WHAT THIS TASK INVOLVES => Every line that contains the word "index" should be copied from the records below.
§
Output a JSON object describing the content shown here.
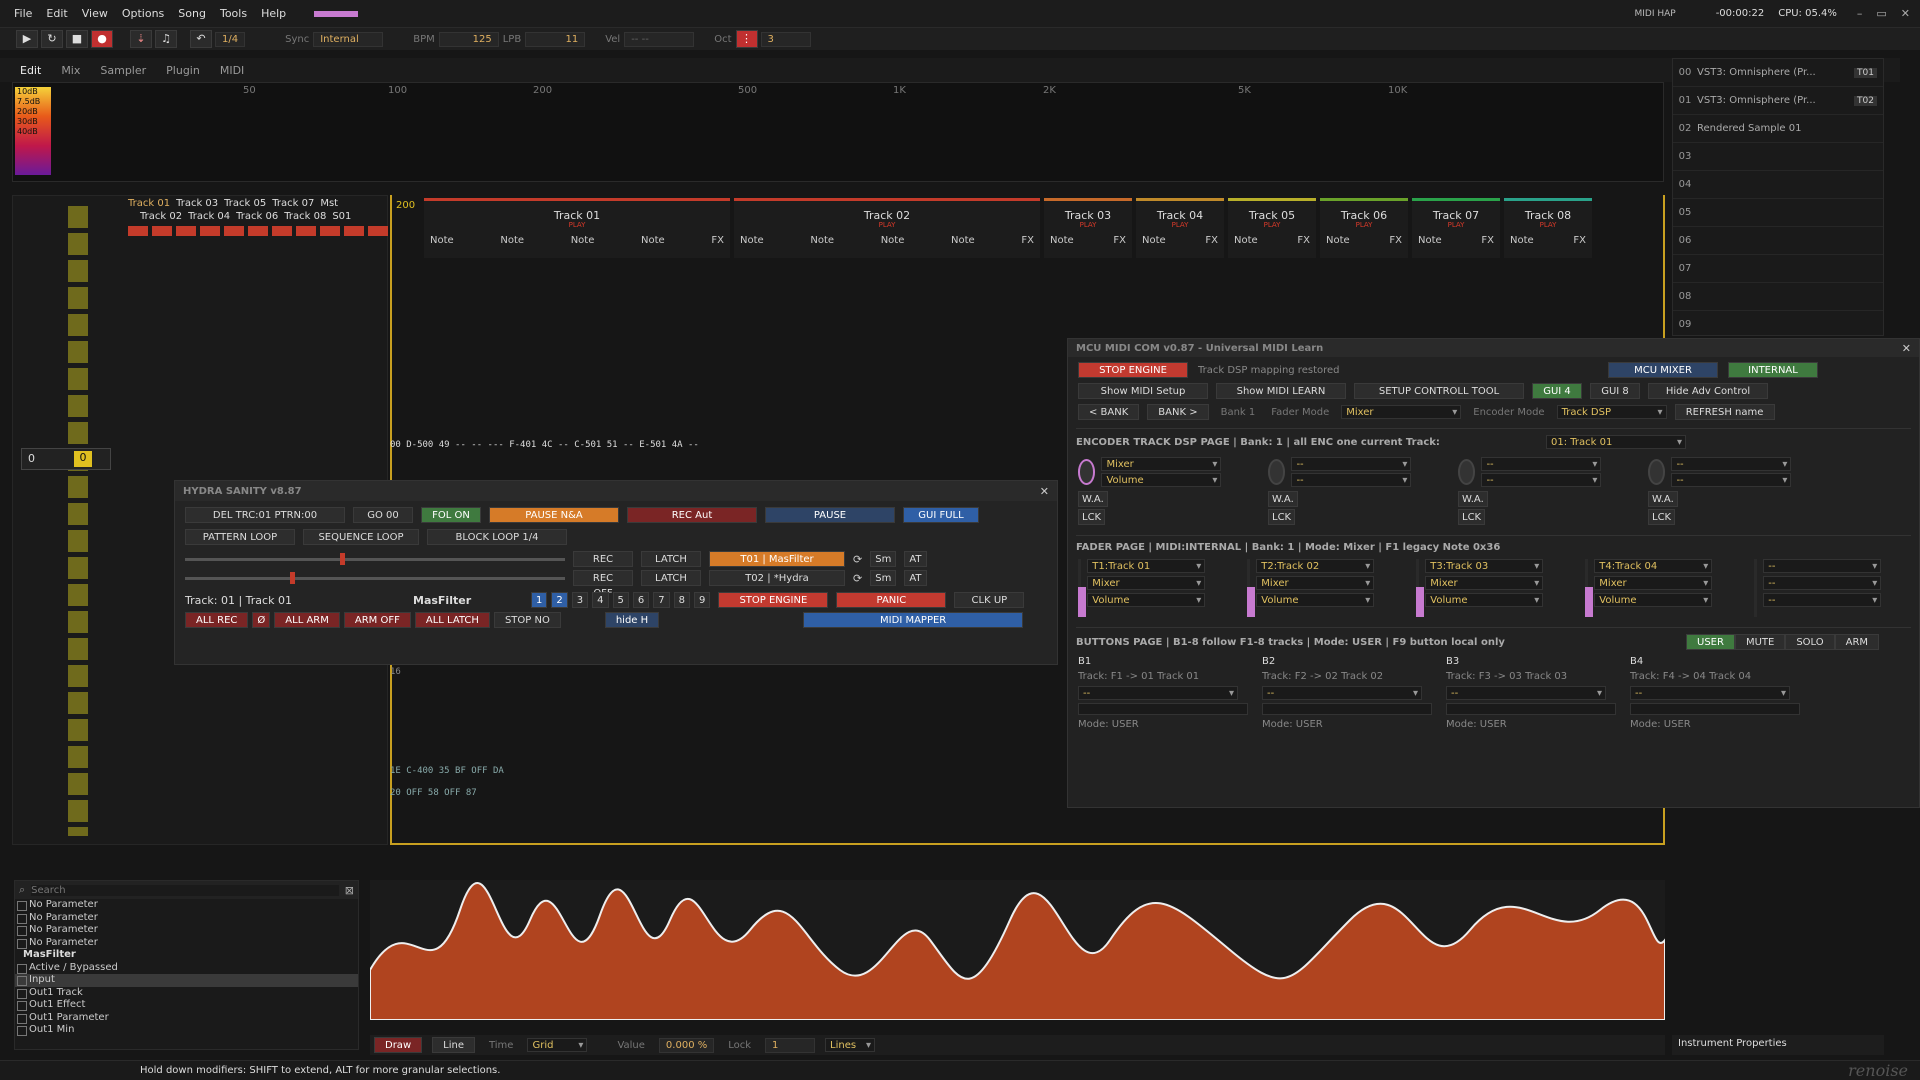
{
  "menu": [
    "File",
    "Edit",
    "View",
    "Options",
    "Song",
    "Tools",
    "Help"
  ],
  "top_right": {
    "midi_label": "MIDI HAP",
    "time": "-00:00:22",
    "cpu": "CPU: 05.4%"
  },
  "transport": {
    "step": "1/4",
    "sync_label": "Sync",
    "sync_value": "Internal",
    "bpm_label": "BPM",
    "bpm": "125",
    "lpb_label": "LPB",
    "lpb": "11",
    "vel_label": "Vel",
    "vel": "-- --",
    "oct_label": "Oct",
    "oct": "3"
  },
  "tabs": [
    "Edit",
    "Mix",
    "Sampler",
    "Plugin",
    "MIDI"
  ],
  "spectrum": {
    "levels": [
      "10dB",
      "7.5dB",
      "20dB",
      "30dB",
      "40dB"
    ],
    "freqs": [
      "50",
      "100",
      "200",
      "500",
      "1K",
      "2K",
      "5K",
      "10K"
    ]
  },
  "instruments": [
    {
      "num": "00",
      "name": "VST3: Omnisphere (Pr...",
      "tag": "T01"
    },
    {
      "num": "01",
      "name": "VST3: Omnisphere (Pr...",
      "tag": "T02"
    },
    {
      "num": "02",
      "name": "Rendered Sample 01",
      "tag": ""
    },
    {
      "num": "03",
      "name": "",
      "tag": ""
    },
    {
      "num": "04",
      "name": "",
      "tag": ""
    },
    {
      "num": "05",
      "name": "",
      "tag": ""
    },
    {
      "num": "06",
      "name": "",
      "tag": ""
    },
    {
      "num": "07",
      "name": "",
      "tag": ""
    },
    {
      "num": "08",
      "name": "",
      "tag": ""
    },
    {
      "num": "09",
      "name": "",
      "tag": ""
    }
  ],
  "track_list": {
    "row1": [
      "Track 01",
      "Track 03",
      "Track 05",
      "Track 07",
      "Mst"
    ],
    "row2": [
      "Track 02",
      "Track 04",
      "Track 06",
      "Track 08",
      "S01"
    ]
  },
  "pattern": {
    "pattern_num": "200",
    "tracks": [
      {
        "name": "Track 01",
        "color": "#c43b2a",
        "cols": [
          "Note",
          "Note",
          "Note",
          "Note",
          "FX"
        ]
      },
      {
        "name": "Track 02",
        "color": "#c43b2a",
        "cols": [
          "Note",
          "Note",
          "Note",
          "Note",
          "FX"
        ]
      },
      {
        "name": "Track 03",
        "color": "#c76a2a",
        "cols": [
          "Note",
          "FX"
        ]
      },
      {
        "name": "Track 04",
        "color": "#c08a2a",
        "cols": [
          "Note",
          "FX"
        ]
      },
      {
        "name": "Track 05",
        "color": "#b8b02a",
        "cols": [
          "Note",
          "FX"
        ]
      },
      {
        "name": "Track 06",
        "color": "#6aa22a",
        "cols": [
          "Note",
          "FX"
        ]
      },
      {
        "name": "Track 07",
        "color": "#2aa24a",
        "cols": [
          "Note",
          "FX"
        ]
      },
      {
        "name": "Track 08",
        "color": "#2aa28a",
        "cols": [
          "Note",
          "FX"
        ]
      }
    ],
    "play_label": "PLAY",
    "line00": "00  D-500 49 --     -- ---      F-401 4C -- C-501 51 -- E-501 4A --",
    "line16": "16",
    "line1e": "1E       C-400 35 BF      OFF   DA",
    "line20": "20                               OFF   58 OFF   87"
  },
  "hydra": {
    "title": "HYDRA SANITY v8.87",
    "del_trc": "DEL TRC:01 PTRN:00",
    "go00": "GO 00",
    "fol_on": "FOL ON",
    "pause_na": "PAUSE N&A",
    "rec_aut": "REC Aut",
    "pause": "PAUSE",
    "gui_full": "GUI FULL",
    "pattern_loop": "PATTERN LOOP",
    "sequence_loop": "SEQUENCE LOOP",
    "block_loop": "BLOCK LOOP 1/4",
    "rec_off_1": "REC OFF",
    "latch_1": "LATCH",
    "t01": "T01 | MasFilter",
    "sm_1": "Sm",
    "at_1": "AT",
    "rec_off_2": "REC OFF",
    "latch_2": "LATCH",
    "t02": "T02 | *Hydra",
    "sm_2": "Sm",
    "at_2": "AT",
    "track_label": "Track: 01 | Track 01",
    "masfilter": "MasFilter",
    "nums": [
      "1",
      "2",
      "3",
      "4",
      "5",
      "6",
      "7",
      "8",
      "9"
    ],
    "stop_engine": "STOP ENGINE",
    "panic": "PANIC",
    "clk_up": "CLK UP",
    "all_rec": "ALL REC",
    "null": "Ø",
    "all_arm": "ALL ARM",
    "arm_off": "ARM OFF",
    "all_latch": "ALL LATCH",
    "stop_no": "STOP NO",
    "hide_h": "hide H",
    "midi_mapper": "MIDI MAPPER"
  },
  "mcu": {
    "title": "MCU MIDI COM v0.87 - Universal MIDI Learn",
    "stop_engine": "STOP ENGINE",
    "status": "Track DSP mapping restored",
    "mcu_mixer": "MCU MIXER",
    "internal": "INTERNAL",
    "show_midi_setup": "Show MIDI Setup",
    "show_midi_learn": "Show MIDI LEARN",
    "setup_tool": "SETUP CONTROLL TOOL",
    "gui4": "GUI 4",
    "gui8": "GUI 8",
    "hide_adv": "Hide Adv Control",
    "bank_prev": "< BANK",
    "bank_next": "BANK >",
    "bank": "Bank 1",
    "fader_mode_label": "Fader Mode",
    "fader_mode": "Mixer",
    "encoder_mode_label": "Encoder Mode",
    "encoder_mode": "Track DSP",
    "refresh": "REFRESH name",
    "encoder_title": "ENCODER TRACK DSP PAGE | Bank: 1 | all ENC one current Track:",
    "encoder_track": "01: Track 01",
    "enc": [
      {
        "a": "Mixer",
        "b": "Volume"
      },
      {
        "a": "--",
        "b": "--"
      },
      {
        "a": "--",
        "b": "--"
      },
      {
        "a": "--",
        "b": "--"
      }
    ],
    "wa": "W.A.",
    "lck": "LCK",
    "fader_title": "FADER PAGE | MIDI:INTERNAL | Bank: 1 | Mode: Mixer | F1 legacy Note 0x36",
    "faders": [
      {
        "track": "T1:Track 01",
        "a": "Mixer",
        "b": "Volume"
      },
      {
        "track": "T2:Track 02",
        "a": "Mixer",
        "b": "Volume"
      },
      {
        "track": "T3:Track 03",
        "a": "Mixer",
        "b": "Volume"
      },
      {
        "track": "T4:Track 04",
        "a": "Mixer",
        "b": "Volume"
      },
      {
        "track": "--",
        "a": "--",
        "b": "--"
      }
    ],
    "buttons_title": "BUTTONS PAGE | B1-8 follow F1-8 tracks | Mode: USER | F9 button local only",
    "user": "USER",
    "mute": "MUTE",
    "solo": "SOLO",
    "arm": "ARM",
    "bpage": [
      {
        "name": "B1",
        "track": "Track: F1 -> 01 Track 01",
        "mode": "Mode: USER"
      },
      {
        "name": "B2",
        "track": "Track: F2 -> 02 Track 02",
        "mode": "Mode: USER"
      },
      {
        "name": "B3",
        "track": "Track: F3 -> 03 Track 03",
        "mode": "Mode: USER"
      },
      {
        "name": "B4",
        "track": "Track: F4 -> 04 Track 04",
        "mode": "Mode: USER"
      }
    ]
  },
  "params": {
    "search_placeholder": "Search",
    "items": [
      "No Parameter",
      "No Parameter",
      "No Parameter",
      "No Parameter"
    ],
    "group": "MasFilter",
    "sub": [
      "Active / Bypassed",
      "Input",
      "Out1 Track",
      "Out1 Effect",
      "Out1 Parameter",
      "Out1 Min"
    ]
  },
  "auto_tools": {
    "draw": "Draw",
    "line": "Line",
    "time": "Time",
    "grid": "Grid",
    "value": "Value",
    "value_num": "0.000 %",
    "lock": "Lock",
    "lock_val": "1",
    "lines": "Lines",
    "inst_props": "Instrument Properties"
  },
  "status": "Hold down modifiers: SHIFT to extend, ALT for more granular selections.",
  "brand": "renoise"
}
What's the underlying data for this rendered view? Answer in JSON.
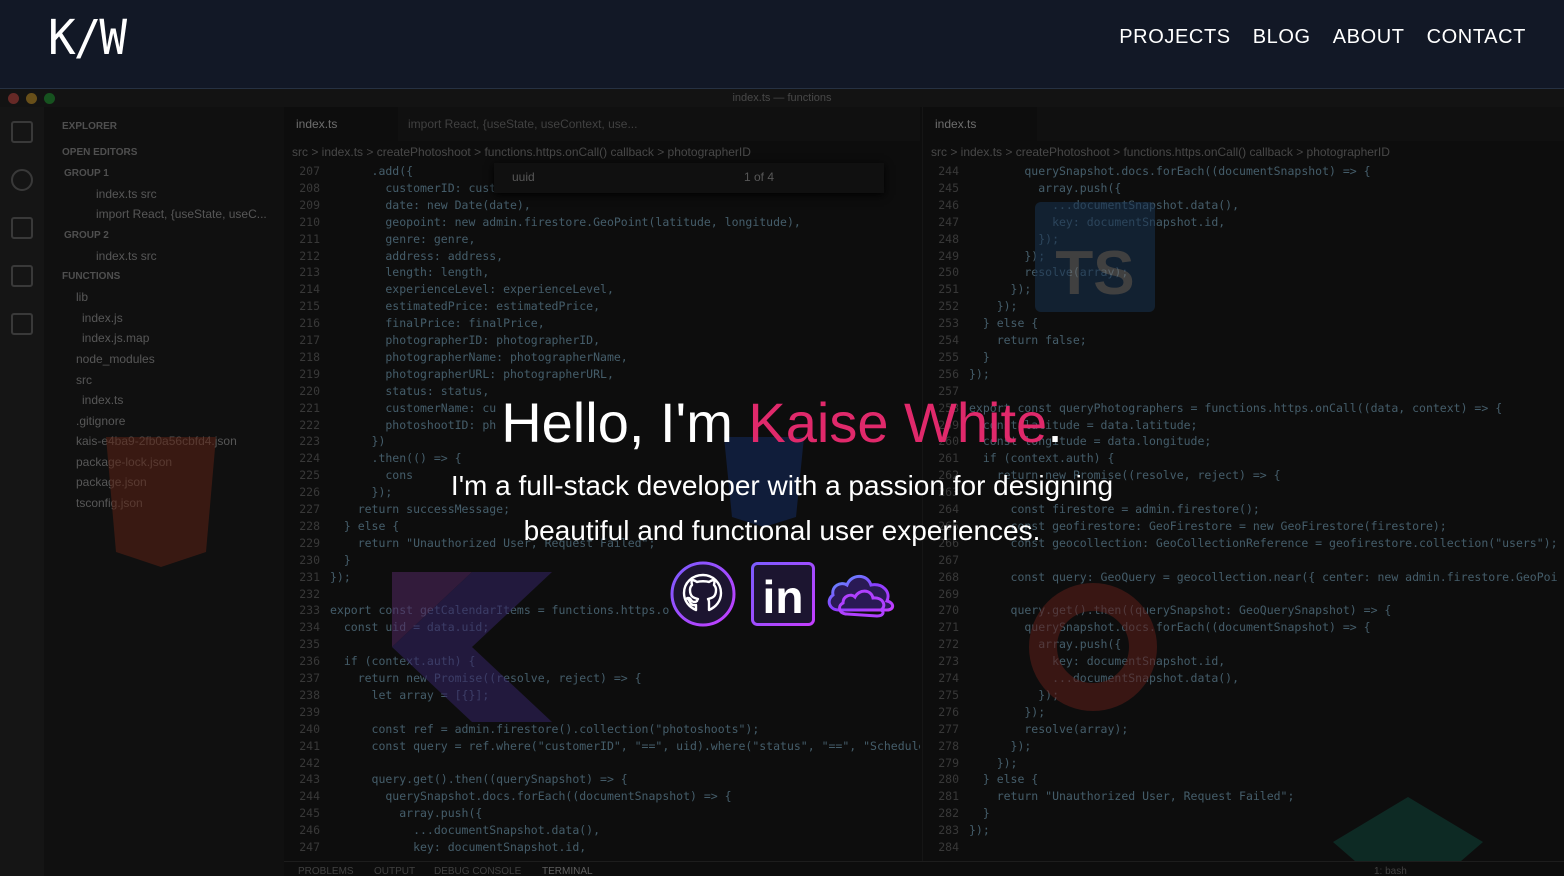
{
  "logo": "K/W",
  "nav": [
    "PROJECTS",
    "BLOG",
    "ABOUT",
    "CONTACT"
  ],
  "hero": {
    "greeting": "Hello, I'm ",
    "name": "Kaise White",
    "period": ".",
    "subtitle_line1": "I'm a full-stack developer with a passion for designing",
    "subtitle_line2": "beautiful and functional user experiences."
  },
  "socials": [
    {
      "name": "github-icon"
    },
    {
      "name": "linkedin-icon",
      "text": "in"
    },
    {
      "name": "cloud-icon"
    }
  ],
  "colors": {
    "accent": "#e0296b",
    "header_bg": "#121826",
    "social_purple": "#8b3dff"
  },
  "editor": {
    "window_title": "index.ts — functions",
    "explorer": {
      "header": "EXPLORER",
      "open_editors": "OPEN EDITORS",
      "group1": "GROUP 1",
      "group1_files": [
        "index.ts  src",
        "import React, {useState, useC..."
      ],
      "group2": "GROUP 2",
      "group2_files": [
        "index.ts  src"
      ],
      "project": "FUNCTIONS",
      "tree": [
        "lib",
        "index.js",
        "index.js.map",
        "node_modules",
        "src",
        "index.ts",
        ".gitignore",
        "kais-e4ba9-2fb0a56cbfd4.json",
        "package-lock.json",
        "package.json",
        "tsconfig.json"
      ]
    },
    "left_tabs": [
      "index.ts",
      "import React, {useState, useContext, use..."
    ],
    "right_tabs": [
      "index.ts"
    ],
    "breadcrumb": "src > index.ts > createPhotoshoot > functions.https.onCall() callback > photographerID",
    "find": {
      "query": "uuid",
      "count": "1 of 4"
    },
    "left_lines": [
      {
        "n": "207",
        "t": "      .add({"
      },
      {
        "n": "208",
        "t": "        customerID: cust"
      },
      {
        "n": "209",
        "t": "        date: new Date(date),"
      },
      {
        "n": "210",
        "t": "        geopoint: new admin.firestore.GeoPoint(latitude, longitude),"
      },
      {
        "n": "211",
        "t": "        genre: genre,"
      },
      {
        "n": "212",
        "t": "        address: address,"
      },
      {
        "n": "213",
        "t": "        length: length,"
      },
      {
        "n": "214",
        "t": "        experienceLevel: experienceLevel,"
      },
      {
        "n": "215",
        "t": "        estimatedPrice: estimatedPrice,"
      },
      {
        "n": "216",
        "t": "        finalPrice: finalPrice,"
      },
      {
        "n": "217",
        "t": "        photographerID: photographerID,"
      },
      {
        "n": "218",
        "t": "        photographerName: photographerName,"
      },
      {
        "n": "219",
        "t": "        photographerURL: photographerURL,"
      },
      {
        "n": "220",
        "t": "        status: status,"
      },
      {
        "n": "221",
        "t": "        customerName: cu"
      },
      {
        "n": "222",
        "t": "        photoshootID: ph"
      },
      {
        "n": "223",
        "t": "      })"
      },
      {
        "n": "224",
        "t": "      .then(() => {"
      },
      {
        "n": "225",
        "t": "        cons"
      },
      {
        "n": "226",
        "t": "      });"
      },
      {
        "n": "227",
        "t": "    return successMessage;"
      },
      {
        "n": "228",
        "t": "  } else {"
      },
      {
        "n": "229",
        "t": "    return \"Unauthorized User, Request Failed\";"
      },
      {
        "n": "230",
        "t": "  }"
      },
      {
        "n": "231",
        "t": "});"
      },
      {
        "n": "232",
        "t": ""
      },
      {
        "n": "233",
        "t": "export const getCalendarItems = functions.https.o"
      },
      {
        "n": "234",
        "t": "  const uid = data.uid;"
      },
      {
        "n": "235",
        "t": ""
      },
      {
        "n": "236",
        "t": "  if (context.auth) {"
      },
      {
        "n": "237",
        "t": "    return new Promise((resolve, reject) => {"
      },
      {
        "n": "238",
        "t": "      let array = [{}];"
      },
      {
        "n": "239",
        "t": ""
      },
      {
        "n": "240",
        "t": "      const ref = admin.firestore().collection(\"photoshoots\");"
      },
      {
        "n": "241",
        "t": "      const query = ref.where(\"customerID\", \"==\", uid).where(\"status\", \"==\", \"Schedule"
      },
      {
        "n": "242",
        "t": ""
      },
      {
        "n": "243",
        "t": "      query.get().then((querySnapshot) => {"
      },
      {
        "n": "244",
        "t": "        querySnapshot.docs.forEach((documentSnapshot) => {"
      },
      {
        "n": "245",
        "t": "          array.push({"
      },
      {
        "n": "246",
        "t": "            ...documentSnapshot.data(),"
      },
      {
        "n": "247",
        "t": "            key: documentSnapshot.id,"
      }
    ],
    "right_lines": [
      {
        "n": "244",
        "t": "        querySnapshot.docs.forEach((documentSnapshot) => {"
      },
      {
        "n": "245",
        "t": "          array.push({"
      },
      {
        "n": "246",
        "t": "            ...documentSnapshot.data(),"
      },
      {
        "n": "247",
        "t": "            key: documentSnapshot.id,"
      },
      {
        "n": "248",
        "t": "          });"
      },
      {
        "n": "249",
        "t": "        });"
      },
      {
        "n": "250",
        "t": "        resolve(array);"
      },
      {
        "n": "251",
        "t": "      });"
      },
      {
        "n": "252",
        "t": "    });"
      },
      {
        "n": "253",
        "t": "  } else {"
      },
      {
        "n": "254",
        "t": "    return false;"
      },
      {
        "n": "255",
        "t": "  }"
      },
      {
        "n": "256",
        "t": "});"
      },
      {
        "n": "257",
        "t": ""
      },
      {
        "n": "258",
        "t": "export const queryPhotographers = functions.https.onCall((data, context) => {"
      },
      {
        "n": "259",
        "t": "  const latitude = data.latitude;"
      },
      {
        "n": "260",
        "t": "  const longitude = data.longitude;"
      },
      {
        "n": "261",
        "t": "  if (context.auth) {"
      },
      {
        "n": "262",
        "t": "    return new Promise((resolve, reject) => {"
      },
      {
        "n": "263",
        "t": "      "
      },
      {
        "n": "264",
        "t": "      const firestore = admin.firestore();"
      },
      {
        "n": "265",
        "t": "      const geofirestore: GeoFirestore = new GeoFirestore(firestore);"
      },
      {
        "n": "266",
        "t": "      const geocollection: GeoCollectionReference = geofirestore.collection(\"users\");"
      },
      {
        "n": "267",
        "t": ""
      },
      {
        "n": "268",
        "t": "      const query: GeoQuery = geocollection.near({ center: new admin.firestore.GeoPoi"
      },
      {
        "n": "269",
        "t": ""
      },
      {
        "n": "270",
        "t": "      query.get().then((querySnapshot: GeoQuerySnapshot) => {"
      },
      {
        "n": "271",
        "t": "        querySnapshot.docs.forEach((documentSnapshot) => {"
      },
      {
        "n": "272",
        "t": "          array.push({"
      },
      {
        "n": "273",
        "t": "            key: documentSnapshot.id,"
      },
      {
        "n": "274",
        "t": "            ...documentSnapshot.data(),"
      },
      {
        "n": "275",
        "t": "          });"
      },
      {
        "n": "276",
        "t": "        });"
      },
      {
        "n": "277",
        "t": "        resolve(array);"
      },
      {
        "n": "278",
        "t": "      });"
      },
      {
        "n": "279",
        "t": "    });"
      },
      {
        "n": "280",
        "t": "  } else {"
      },
      {
        "n": "281",
        "t": "    return \"Unauthorized User, Request Failed\";"
      },
      {
        "n": "282",
        "t": "  }"
      },
      {
        "n": "283",
        "t": "});"
      },
      {
        "n": "284",
        "t": ""
      }
    ],
    "panel_tabs": [
      "PROBLEMS",
      "OUTPUT",
      "DEBUG CONSOLE",
      "TERMINAL"
    ],
    "terminal_label": "1: bash"
  }
}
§
ANSWER AREA =>
    "window_title": "index.ts — functions",
        "index.ts  src",
        "index.ts  src"
        "index.js",
        "index.js.map",
        "index.ts",
      "index.ts",
      "index.ts"
    "breadcrumb": "src > index.ts > createPhotoshoot > functions.https.onCall() callback > photographerID",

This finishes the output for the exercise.